_WHAT YOU ARE ASKED TO DO_: Restate all the data word for word and omit the pictures.

_DATA RECORDS_:
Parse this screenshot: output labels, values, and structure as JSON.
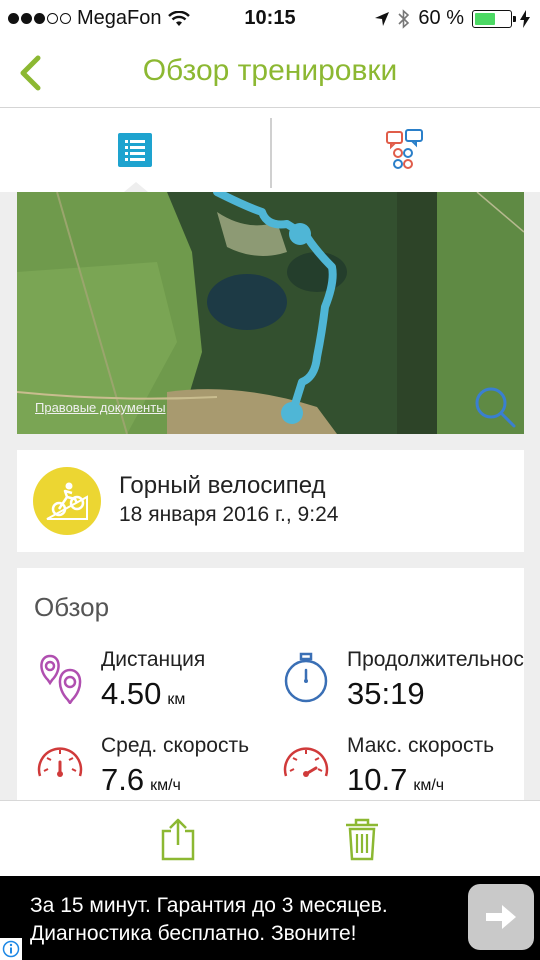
{
  "status_bar": {
    "carrier": "MegaFon",
    "time": "10:15",
    "battery_percent": "60 %",
    "battery_level": 0.6,
    "signal_bars_filled": 3,
    "signal_bars_total": 5
  },
  "nav": {
    "title": "Обзор тренировки",
    "accent_color": "#8cb832"
  },
  "map": {
    "legal_link": "Правовые документы",
    "route_color": "#4fb6d6"
  },
  "activity": {
    "name": "Горный велосипед",
    "date": "18 января 2016 г., 9:24",
    "icon": "mountain-bike-icon",
    "icon_color": "#ecd632"
  },
  "overview": {
    "title": "Обзор",
    "stats": [
      {
        "label": "Дистанция",
        "value": "4.50",
        "unit": "км",
        "icon": "distance-pins-icon"
      },
      {
        "label": "Продолжительность",
        "value": "35:19",
        "unit": "",
        "icon": "stopwatch-icon"
      },
      {
        "label": "Сред. скорость",
        "value": "7.6",
        "unit": "км/ч",
        "icon": "avg-speed-gauge-icon"
      },
      {
        "label": "Макс. скорость",
        "value": "10.7",
        "unit": "км/ч",
        "icon": "max-speed-gauge-icon"
      }
    ]
  },
  "ad": {
    "line1": "За 15 минут. Гарантия до 3 месяцев.",
    "line2": "Диагностика бесплатно. Звоните!"
  }
}
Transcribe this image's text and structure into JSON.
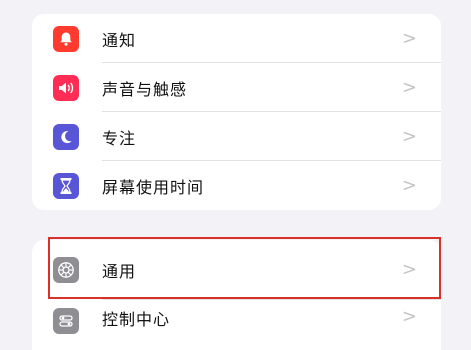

_RESPONSE BELOW_:
Parse this screenshot: output labels, values, and structure as JSON.
{
  "status_bar": {
    "carrier": "MegaFon",
    "time": "10:15",
    "battery_percent": "60 %",
    "battery_level": 0.6,
    "signal_bars_filled": 3,
    "signal_bars_total": 5
  },
  "nav": {
    "title": "Обзор тренировки",
    "accent_color": "#8cb832"
  },
  "map": {
    "legal_link": "Правовые документы",
    "route_color": "#4fb6d6"
  },
  "activity": {
    "name": "Горный велосипед",
    "date": "18 января 2016 г., 9:24",
    "icon": "mountain-bike-icon",
    "icon_color": "#ecd632"
  },
  "overview": {
    "title": "Обзор",
    "stats": [
      {
        "label": "Дистанция",
        "value": "4.50",
        "unit": "км",
        "icon": "distance-pins-icon"
      },
      {
        "label": "Продолжительность",
        "value": "35:19",
        "unit": "",
        "icon": "stopwatch-icon"
      },
      {
        "label": "Сред. скорость",
        "value": "7.6",
        "unit": "км/ч",
        "icon": "avg-speed-gauge-icon"
      },
      {
        "label": "Макс. скорость",
        "value": "10.7",
        "unit": "км/ч",
        "icon": "max-speed-gauge-icon"
      }
    ]
  },
  "ad": {
    "line1": "За 15 минут. Гарантия до 3 месяцев.",
    "line2": "Диагностика бесплатно. Звоните!"
  }
}
Transcribe this image's text and structure into JSON.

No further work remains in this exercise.